# Exercise inputs:
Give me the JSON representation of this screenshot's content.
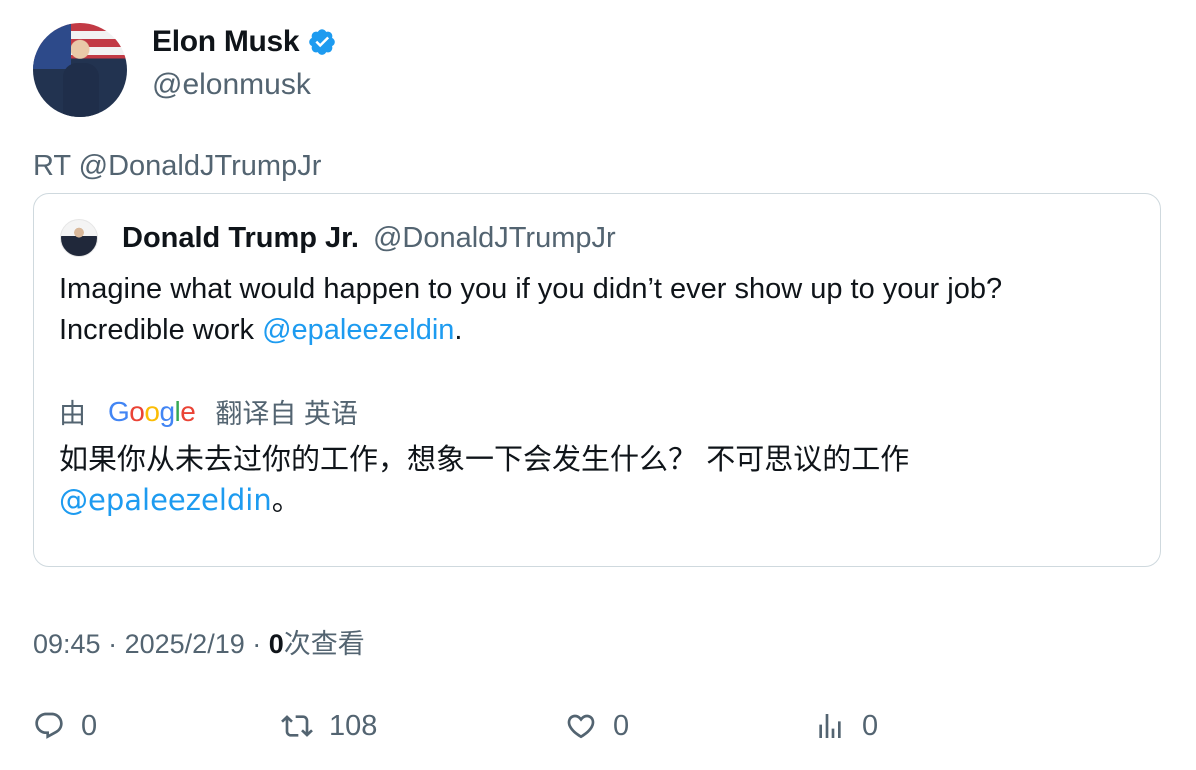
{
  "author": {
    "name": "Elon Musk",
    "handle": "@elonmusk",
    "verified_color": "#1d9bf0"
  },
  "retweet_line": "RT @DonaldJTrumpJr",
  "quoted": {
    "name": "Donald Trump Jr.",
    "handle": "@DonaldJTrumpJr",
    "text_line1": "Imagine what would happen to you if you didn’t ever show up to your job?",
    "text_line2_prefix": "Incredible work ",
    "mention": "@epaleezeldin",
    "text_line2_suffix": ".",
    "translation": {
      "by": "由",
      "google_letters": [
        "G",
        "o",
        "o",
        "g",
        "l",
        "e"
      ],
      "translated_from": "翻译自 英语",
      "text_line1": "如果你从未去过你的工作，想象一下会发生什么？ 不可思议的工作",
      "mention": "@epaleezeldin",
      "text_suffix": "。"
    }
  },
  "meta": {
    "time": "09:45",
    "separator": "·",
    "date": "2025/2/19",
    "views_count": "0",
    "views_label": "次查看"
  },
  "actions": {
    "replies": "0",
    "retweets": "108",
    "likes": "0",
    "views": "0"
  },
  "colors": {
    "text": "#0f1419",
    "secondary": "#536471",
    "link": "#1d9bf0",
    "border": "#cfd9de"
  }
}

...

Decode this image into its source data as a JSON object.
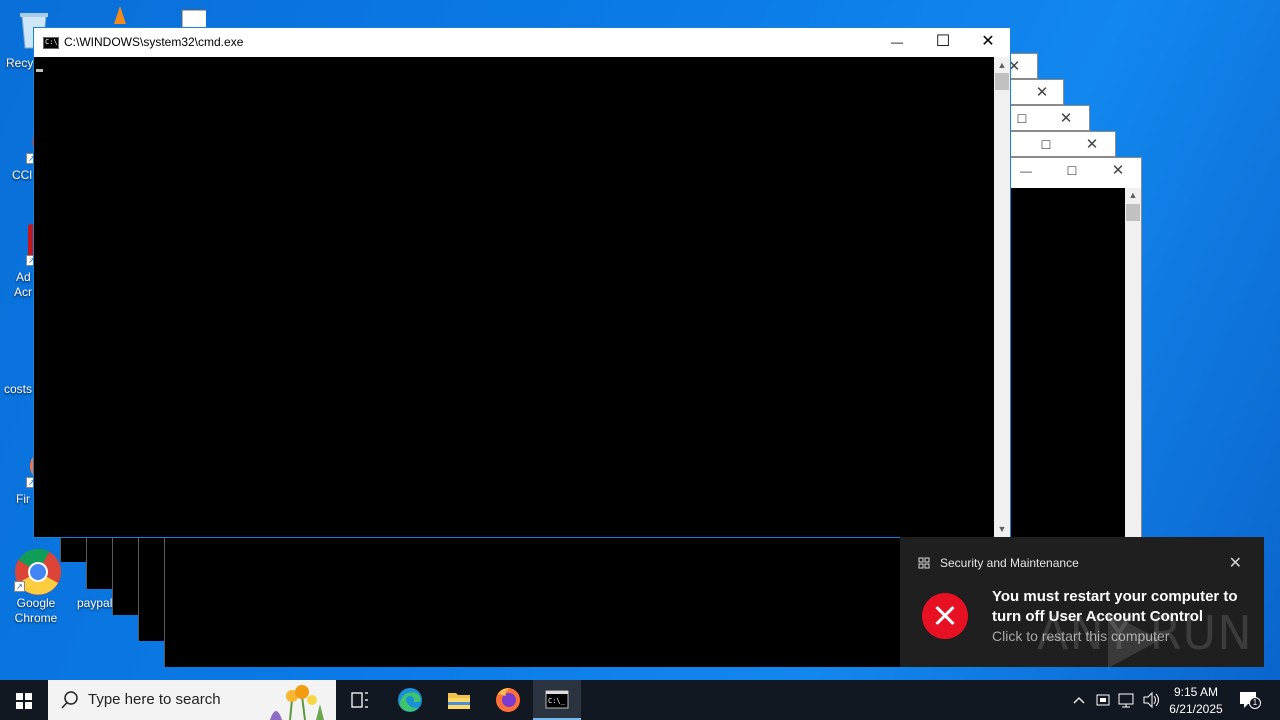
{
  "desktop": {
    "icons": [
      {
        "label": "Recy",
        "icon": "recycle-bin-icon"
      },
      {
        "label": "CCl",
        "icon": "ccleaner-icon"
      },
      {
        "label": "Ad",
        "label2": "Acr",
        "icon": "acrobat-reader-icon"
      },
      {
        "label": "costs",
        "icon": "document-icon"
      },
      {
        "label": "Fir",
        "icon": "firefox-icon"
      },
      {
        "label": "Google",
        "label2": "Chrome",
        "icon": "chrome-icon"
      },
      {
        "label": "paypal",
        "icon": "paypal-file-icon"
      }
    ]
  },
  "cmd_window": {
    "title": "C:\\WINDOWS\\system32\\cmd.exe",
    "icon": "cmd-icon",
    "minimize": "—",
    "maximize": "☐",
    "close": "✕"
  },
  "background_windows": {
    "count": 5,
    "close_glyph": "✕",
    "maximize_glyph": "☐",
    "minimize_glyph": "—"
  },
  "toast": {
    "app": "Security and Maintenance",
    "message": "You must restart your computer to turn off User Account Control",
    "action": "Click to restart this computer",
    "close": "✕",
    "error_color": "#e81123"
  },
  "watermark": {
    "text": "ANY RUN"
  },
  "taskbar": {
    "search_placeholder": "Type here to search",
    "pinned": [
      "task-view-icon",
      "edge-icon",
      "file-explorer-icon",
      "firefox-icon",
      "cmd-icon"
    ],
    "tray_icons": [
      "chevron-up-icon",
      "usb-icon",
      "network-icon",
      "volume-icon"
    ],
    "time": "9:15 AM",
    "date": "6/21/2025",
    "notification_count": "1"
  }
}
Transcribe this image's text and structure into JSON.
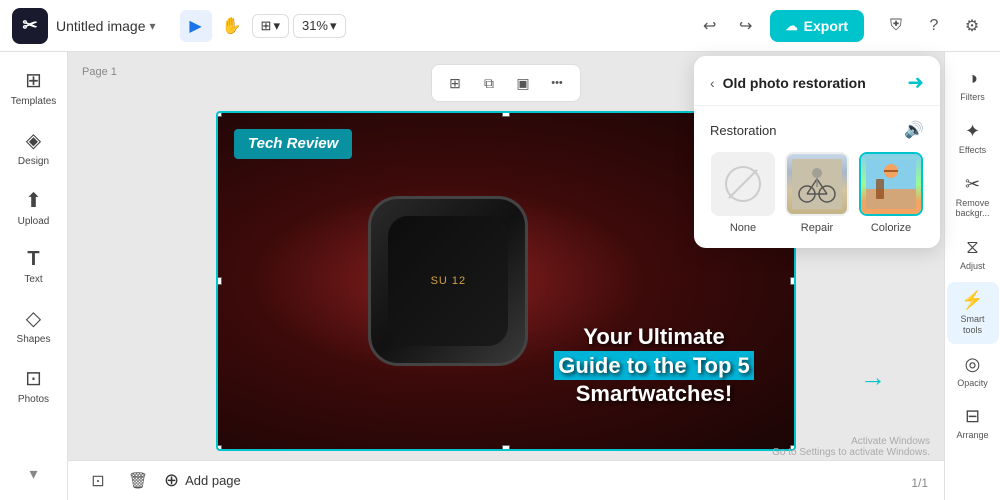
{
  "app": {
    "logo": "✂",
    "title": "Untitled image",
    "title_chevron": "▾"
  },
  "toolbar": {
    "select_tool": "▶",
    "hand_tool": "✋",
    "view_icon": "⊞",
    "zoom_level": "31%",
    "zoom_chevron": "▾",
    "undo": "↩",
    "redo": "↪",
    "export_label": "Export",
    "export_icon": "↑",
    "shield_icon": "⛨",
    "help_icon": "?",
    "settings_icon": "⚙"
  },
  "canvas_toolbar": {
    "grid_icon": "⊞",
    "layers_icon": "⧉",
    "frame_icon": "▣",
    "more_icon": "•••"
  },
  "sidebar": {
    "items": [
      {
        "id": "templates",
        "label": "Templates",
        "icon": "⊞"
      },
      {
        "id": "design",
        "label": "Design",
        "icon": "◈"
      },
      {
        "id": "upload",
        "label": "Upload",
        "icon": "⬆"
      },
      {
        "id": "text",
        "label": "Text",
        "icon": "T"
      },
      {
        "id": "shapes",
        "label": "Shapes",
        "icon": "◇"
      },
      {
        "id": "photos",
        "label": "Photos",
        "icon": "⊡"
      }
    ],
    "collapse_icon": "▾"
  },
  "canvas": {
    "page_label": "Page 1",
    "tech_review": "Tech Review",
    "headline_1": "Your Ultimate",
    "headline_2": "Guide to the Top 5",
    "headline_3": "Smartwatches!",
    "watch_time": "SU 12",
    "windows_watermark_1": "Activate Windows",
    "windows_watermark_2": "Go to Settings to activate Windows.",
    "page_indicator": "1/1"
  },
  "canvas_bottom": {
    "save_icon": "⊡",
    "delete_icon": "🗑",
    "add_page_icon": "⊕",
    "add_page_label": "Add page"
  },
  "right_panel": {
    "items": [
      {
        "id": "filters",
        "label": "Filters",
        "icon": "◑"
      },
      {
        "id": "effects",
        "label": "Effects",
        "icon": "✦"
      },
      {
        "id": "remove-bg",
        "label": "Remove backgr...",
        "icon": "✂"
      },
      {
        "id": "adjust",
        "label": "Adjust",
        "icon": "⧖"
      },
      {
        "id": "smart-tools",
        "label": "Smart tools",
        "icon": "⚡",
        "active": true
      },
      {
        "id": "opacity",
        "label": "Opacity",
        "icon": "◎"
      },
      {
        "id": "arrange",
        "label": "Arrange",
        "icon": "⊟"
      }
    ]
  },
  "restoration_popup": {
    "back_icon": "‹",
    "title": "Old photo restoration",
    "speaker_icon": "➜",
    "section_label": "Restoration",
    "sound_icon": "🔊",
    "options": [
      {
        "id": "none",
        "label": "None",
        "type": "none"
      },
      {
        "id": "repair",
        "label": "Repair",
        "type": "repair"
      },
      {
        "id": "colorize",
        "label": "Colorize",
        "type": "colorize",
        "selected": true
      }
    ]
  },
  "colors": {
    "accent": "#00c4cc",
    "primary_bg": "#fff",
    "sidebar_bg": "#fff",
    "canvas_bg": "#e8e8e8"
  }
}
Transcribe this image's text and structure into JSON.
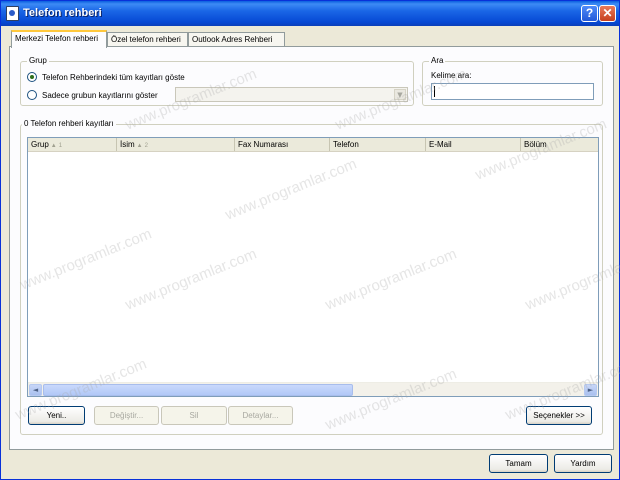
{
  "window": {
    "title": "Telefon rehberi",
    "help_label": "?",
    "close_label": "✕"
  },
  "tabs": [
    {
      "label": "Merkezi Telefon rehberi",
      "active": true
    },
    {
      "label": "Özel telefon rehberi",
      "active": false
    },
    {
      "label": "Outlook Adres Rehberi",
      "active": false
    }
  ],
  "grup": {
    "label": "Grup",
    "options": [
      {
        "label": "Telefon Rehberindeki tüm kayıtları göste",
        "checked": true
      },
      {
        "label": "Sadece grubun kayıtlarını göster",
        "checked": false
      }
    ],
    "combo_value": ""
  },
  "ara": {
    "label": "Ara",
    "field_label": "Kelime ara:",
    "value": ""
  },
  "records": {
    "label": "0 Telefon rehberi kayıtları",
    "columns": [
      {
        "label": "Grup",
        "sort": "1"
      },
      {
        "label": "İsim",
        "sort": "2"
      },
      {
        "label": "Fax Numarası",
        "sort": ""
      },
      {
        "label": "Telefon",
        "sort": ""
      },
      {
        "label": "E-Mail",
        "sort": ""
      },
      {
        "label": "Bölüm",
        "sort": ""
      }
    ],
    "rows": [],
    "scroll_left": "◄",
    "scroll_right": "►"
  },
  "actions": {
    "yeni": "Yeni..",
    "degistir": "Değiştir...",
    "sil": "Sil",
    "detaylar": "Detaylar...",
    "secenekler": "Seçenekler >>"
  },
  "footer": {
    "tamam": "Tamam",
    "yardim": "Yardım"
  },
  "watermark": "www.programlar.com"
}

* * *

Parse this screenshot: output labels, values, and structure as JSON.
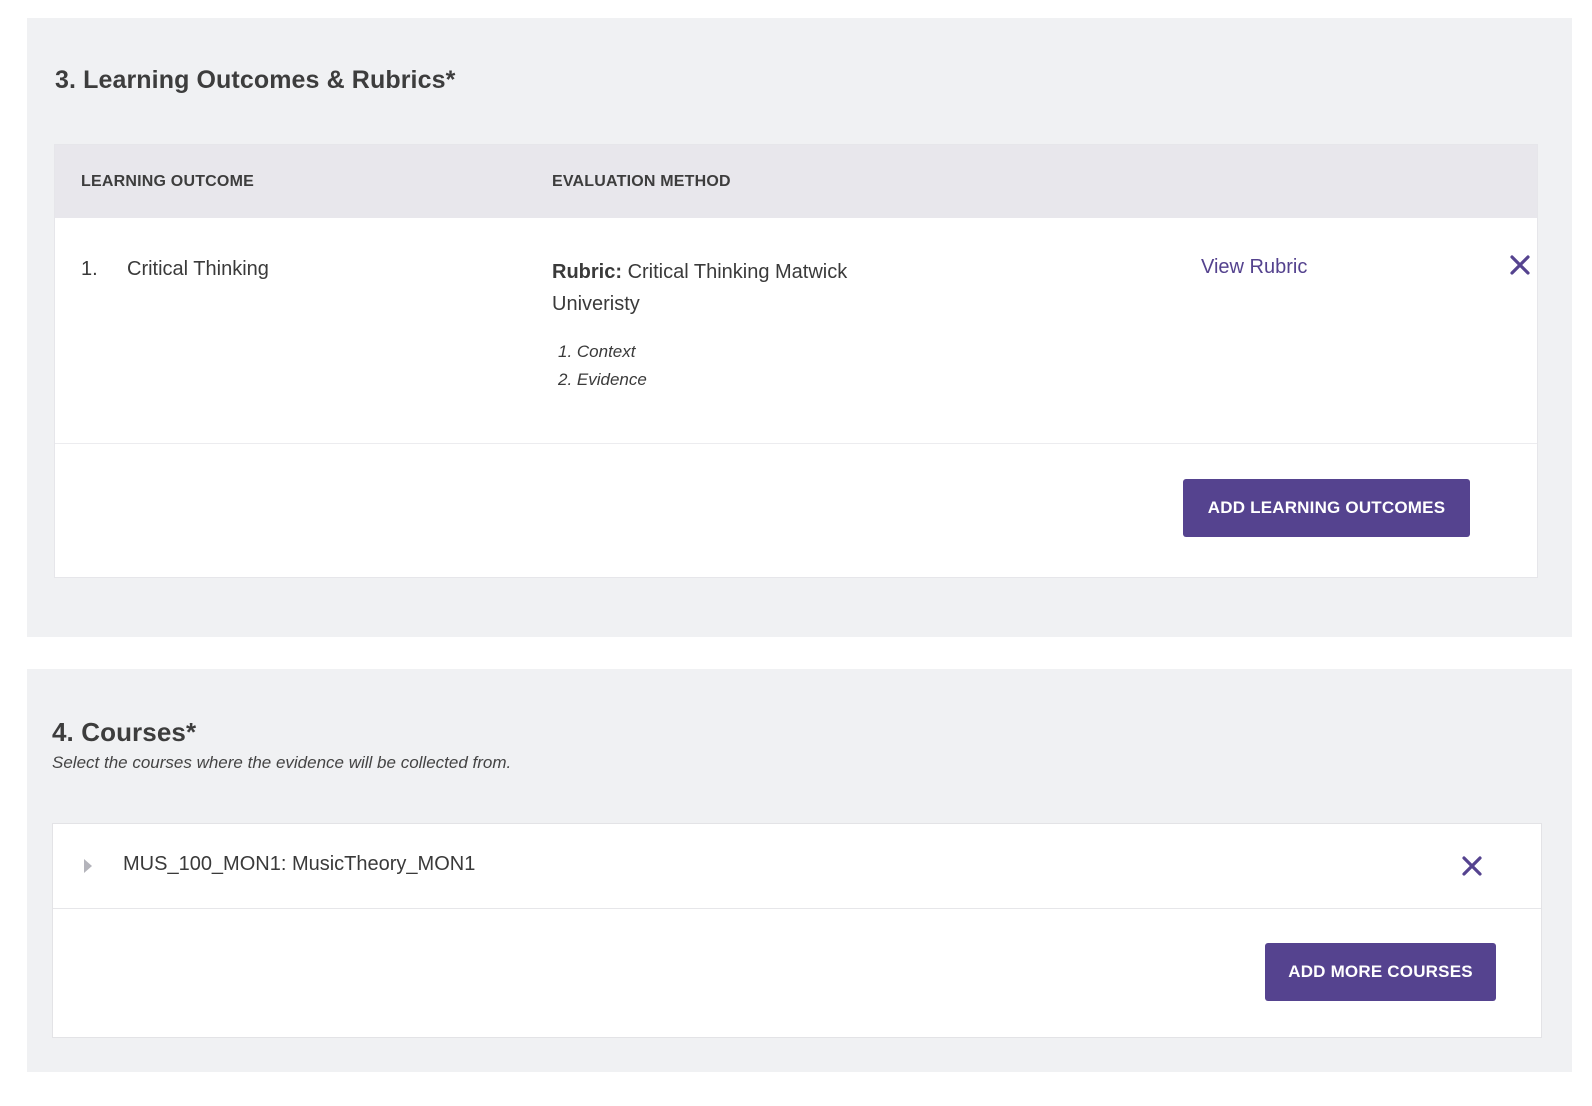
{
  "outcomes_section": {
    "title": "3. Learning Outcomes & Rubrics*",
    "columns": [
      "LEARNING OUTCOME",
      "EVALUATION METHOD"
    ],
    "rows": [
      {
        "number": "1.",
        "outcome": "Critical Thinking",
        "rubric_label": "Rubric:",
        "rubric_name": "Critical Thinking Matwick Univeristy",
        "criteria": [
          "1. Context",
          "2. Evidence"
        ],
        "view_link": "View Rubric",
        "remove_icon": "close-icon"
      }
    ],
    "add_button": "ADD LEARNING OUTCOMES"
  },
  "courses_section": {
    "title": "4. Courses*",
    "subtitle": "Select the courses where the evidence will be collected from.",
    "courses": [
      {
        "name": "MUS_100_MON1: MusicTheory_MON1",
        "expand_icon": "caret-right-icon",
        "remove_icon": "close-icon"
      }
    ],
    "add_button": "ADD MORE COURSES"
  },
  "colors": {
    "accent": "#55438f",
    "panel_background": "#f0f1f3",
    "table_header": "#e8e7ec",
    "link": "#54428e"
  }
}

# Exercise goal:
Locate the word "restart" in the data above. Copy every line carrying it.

# Solution to this problem:
    "message": "You must restart your computer to turn off User Account Control",
    "action": "Click to restart this computer",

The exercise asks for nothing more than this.